Assignment => Lines that contain "meta" are to be copied from the material, every one of them.

Extracted information =>
BEGIN
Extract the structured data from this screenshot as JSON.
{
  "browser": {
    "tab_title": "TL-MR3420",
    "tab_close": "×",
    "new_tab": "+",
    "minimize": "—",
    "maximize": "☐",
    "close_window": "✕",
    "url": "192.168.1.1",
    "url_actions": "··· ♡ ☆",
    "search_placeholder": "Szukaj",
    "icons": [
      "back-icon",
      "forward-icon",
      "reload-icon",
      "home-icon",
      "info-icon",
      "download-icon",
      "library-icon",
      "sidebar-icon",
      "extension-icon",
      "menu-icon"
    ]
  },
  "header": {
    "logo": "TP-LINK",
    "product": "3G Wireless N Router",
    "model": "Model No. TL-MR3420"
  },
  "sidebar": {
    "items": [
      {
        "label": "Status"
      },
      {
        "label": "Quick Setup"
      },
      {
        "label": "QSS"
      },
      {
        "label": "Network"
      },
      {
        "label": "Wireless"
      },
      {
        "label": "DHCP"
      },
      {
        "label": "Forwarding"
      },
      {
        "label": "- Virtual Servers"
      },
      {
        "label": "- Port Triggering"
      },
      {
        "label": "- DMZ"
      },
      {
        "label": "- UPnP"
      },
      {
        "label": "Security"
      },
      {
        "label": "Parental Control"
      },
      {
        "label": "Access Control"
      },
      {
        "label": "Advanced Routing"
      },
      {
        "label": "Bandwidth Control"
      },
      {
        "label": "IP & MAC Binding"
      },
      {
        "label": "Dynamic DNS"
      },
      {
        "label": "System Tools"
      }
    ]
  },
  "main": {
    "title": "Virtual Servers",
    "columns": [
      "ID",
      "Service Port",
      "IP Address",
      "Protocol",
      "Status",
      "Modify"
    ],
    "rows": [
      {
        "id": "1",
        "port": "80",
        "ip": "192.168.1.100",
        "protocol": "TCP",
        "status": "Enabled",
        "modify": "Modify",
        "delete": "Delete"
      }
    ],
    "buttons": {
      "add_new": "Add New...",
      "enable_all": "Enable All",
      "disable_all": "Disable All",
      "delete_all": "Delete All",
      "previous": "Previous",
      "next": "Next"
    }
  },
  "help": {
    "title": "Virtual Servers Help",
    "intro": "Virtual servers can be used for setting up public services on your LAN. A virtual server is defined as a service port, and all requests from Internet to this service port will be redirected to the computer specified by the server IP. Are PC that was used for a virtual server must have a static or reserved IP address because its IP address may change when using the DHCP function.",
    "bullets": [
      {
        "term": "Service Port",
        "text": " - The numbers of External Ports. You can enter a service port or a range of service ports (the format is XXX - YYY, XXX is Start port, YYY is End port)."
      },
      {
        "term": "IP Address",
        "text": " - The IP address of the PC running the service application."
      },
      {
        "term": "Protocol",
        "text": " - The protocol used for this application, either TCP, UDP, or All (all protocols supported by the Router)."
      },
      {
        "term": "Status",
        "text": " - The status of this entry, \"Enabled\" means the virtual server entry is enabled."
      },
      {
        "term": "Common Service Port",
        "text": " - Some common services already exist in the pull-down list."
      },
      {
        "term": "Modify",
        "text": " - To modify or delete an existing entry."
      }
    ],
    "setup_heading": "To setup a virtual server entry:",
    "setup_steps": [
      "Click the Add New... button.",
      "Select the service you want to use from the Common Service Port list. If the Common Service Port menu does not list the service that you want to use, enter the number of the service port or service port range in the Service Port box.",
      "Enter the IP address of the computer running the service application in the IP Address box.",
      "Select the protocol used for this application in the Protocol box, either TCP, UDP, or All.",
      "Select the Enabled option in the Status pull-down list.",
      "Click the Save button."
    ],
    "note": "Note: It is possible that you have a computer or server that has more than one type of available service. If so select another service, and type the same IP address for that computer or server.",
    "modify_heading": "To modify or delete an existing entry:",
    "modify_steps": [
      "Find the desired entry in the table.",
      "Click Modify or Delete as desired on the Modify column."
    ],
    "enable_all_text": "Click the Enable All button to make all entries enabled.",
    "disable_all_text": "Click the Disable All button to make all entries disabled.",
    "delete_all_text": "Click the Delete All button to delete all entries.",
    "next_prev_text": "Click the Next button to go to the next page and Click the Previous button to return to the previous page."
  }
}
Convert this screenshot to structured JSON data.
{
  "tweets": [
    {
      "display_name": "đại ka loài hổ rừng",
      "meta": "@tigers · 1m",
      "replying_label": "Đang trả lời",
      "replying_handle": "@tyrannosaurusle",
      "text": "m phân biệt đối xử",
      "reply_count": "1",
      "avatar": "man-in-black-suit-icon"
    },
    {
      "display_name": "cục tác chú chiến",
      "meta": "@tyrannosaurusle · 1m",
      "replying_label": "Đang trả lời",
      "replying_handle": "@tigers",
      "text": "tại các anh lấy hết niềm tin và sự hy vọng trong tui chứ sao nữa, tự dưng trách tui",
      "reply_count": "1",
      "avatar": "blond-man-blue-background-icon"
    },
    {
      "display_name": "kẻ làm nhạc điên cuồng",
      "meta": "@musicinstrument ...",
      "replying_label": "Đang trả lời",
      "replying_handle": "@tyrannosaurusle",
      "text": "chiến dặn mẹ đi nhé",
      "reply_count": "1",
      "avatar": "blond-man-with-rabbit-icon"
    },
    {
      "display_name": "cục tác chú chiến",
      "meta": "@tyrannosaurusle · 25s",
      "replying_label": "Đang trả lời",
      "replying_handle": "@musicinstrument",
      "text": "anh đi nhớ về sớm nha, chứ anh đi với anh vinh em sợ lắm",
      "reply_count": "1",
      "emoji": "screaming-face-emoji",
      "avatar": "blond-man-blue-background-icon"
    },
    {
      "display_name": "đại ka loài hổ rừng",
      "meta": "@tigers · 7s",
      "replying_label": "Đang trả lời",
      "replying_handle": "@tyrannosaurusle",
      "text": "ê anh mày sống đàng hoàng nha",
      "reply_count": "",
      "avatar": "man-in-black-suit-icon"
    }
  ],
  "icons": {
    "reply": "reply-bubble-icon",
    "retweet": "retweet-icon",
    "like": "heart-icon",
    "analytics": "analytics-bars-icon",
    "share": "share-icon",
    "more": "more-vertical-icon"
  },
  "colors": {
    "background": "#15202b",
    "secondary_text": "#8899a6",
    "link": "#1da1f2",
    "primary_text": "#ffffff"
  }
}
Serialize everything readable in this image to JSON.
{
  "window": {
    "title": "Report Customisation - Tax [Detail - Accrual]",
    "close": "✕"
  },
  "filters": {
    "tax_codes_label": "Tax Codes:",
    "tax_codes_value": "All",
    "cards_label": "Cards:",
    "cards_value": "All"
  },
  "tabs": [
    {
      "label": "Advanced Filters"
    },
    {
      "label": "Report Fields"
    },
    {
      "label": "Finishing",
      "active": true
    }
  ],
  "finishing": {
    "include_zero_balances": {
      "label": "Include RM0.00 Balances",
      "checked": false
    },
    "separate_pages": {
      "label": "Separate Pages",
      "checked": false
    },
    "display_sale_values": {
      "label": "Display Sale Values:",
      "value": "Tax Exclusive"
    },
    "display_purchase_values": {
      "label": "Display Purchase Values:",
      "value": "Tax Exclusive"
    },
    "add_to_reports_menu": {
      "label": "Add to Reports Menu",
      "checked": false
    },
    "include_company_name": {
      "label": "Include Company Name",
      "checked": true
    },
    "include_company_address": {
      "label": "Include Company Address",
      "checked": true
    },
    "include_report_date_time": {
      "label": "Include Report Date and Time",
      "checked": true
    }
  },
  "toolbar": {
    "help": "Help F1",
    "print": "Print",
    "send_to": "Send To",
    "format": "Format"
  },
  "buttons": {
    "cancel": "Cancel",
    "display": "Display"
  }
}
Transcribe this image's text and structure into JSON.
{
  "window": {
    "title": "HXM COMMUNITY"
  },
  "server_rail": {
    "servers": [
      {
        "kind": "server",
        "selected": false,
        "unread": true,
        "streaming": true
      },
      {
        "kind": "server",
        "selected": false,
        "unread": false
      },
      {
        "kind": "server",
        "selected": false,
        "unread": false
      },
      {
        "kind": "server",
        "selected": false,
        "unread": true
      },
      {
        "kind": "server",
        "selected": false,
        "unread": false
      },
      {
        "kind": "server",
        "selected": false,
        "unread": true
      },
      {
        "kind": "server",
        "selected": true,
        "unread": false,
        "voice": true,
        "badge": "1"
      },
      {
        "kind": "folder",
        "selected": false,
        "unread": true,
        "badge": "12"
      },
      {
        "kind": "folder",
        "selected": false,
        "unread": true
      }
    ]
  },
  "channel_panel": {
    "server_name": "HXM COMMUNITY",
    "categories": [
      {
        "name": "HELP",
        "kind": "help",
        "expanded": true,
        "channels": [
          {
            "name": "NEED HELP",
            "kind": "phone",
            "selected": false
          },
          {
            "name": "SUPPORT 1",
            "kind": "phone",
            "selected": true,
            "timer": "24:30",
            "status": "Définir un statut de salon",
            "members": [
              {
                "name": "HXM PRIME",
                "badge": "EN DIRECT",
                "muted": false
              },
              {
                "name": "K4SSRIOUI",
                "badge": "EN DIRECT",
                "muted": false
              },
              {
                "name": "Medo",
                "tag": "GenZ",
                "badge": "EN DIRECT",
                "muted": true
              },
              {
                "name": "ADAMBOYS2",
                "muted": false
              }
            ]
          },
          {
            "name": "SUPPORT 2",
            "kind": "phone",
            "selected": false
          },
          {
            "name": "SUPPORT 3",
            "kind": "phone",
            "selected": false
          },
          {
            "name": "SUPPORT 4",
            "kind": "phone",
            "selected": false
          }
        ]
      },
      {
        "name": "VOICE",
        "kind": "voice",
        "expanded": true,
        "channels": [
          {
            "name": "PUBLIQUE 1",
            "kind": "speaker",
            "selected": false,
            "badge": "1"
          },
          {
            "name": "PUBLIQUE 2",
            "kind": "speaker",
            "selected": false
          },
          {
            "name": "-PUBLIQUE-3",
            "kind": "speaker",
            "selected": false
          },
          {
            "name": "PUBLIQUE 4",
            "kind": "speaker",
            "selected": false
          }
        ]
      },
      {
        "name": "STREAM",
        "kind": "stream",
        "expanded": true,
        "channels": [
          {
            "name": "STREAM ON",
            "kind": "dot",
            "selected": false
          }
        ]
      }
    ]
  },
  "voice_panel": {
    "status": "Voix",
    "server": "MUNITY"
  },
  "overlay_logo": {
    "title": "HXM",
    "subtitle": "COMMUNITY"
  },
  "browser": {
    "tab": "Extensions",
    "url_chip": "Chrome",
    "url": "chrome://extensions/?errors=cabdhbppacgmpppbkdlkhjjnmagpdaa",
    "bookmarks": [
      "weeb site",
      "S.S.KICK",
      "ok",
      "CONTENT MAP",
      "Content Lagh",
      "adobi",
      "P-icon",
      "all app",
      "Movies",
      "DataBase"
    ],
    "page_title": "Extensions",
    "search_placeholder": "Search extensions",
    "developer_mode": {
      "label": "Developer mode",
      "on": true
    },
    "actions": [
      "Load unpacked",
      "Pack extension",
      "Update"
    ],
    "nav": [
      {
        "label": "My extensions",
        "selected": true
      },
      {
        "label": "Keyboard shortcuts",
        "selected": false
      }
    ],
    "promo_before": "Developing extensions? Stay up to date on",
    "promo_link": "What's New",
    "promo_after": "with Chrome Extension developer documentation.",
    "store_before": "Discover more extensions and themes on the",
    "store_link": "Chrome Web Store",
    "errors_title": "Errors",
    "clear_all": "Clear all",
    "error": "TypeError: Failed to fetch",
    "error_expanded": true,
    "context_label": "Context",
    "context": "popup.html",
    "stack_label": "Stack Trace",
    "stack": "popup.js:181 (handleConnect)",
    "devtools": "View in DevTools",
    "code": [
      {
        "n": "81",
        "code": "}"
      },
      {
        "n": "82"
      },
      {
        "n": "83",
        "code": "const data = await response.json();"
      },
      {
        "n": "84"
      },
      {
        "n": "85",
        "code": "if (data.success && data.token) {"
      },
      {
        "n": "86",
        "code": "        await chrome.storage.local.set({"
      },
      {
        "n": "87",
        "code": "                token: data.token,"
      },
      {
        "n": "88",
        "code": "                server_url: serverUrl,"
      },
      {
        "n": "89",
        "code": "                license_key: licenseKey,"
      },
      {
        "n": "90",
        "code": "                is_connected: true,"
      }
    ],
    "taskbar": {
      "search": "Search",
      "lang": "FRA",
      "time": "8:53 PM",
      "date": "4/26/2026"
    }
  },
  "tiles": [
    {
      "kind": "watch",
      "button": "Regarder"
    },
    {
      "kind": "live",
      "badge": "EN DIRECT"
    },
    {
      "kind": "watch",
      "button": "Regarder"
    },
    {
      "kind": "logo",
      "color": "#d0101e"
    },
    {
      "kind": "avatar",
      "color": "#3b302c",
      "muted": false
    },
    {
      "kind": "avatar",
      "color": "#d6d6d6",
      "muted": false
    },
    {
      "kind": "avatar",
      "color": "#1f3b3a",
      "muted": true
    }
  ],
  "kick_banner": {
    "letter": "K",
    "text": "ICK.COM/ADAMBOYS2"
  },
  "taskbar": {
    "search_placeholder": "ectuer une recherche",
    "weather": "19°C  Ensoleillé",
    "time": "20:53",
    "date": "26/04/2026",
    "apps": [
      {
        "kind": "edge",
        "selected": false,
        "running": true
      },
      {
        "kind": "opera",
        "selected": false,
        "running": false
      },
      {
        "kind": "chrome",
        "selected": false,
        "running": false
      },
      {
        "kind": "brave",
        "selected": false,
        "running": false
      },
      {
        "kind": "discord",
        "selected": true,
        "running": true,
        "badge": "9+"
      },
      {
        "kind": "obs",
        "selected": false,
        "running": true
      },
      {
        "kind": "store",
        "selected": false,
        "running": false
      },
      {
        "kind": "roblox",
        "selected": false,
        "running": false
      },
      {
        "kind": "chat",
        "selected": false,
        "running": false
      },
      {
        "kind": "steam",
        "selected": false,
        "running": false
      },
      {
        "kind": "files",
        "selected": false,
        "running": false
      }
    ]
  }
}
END
Solution for this exercise =>
      "meta": "@tigers · 1m",
      "meta": "@tyrannosaurusle · 1m",
      "meta": "@musicinstrument ...",
      "meta": "@tyrannosaurusle · 25s",
      "meta": "@tigers · 7s",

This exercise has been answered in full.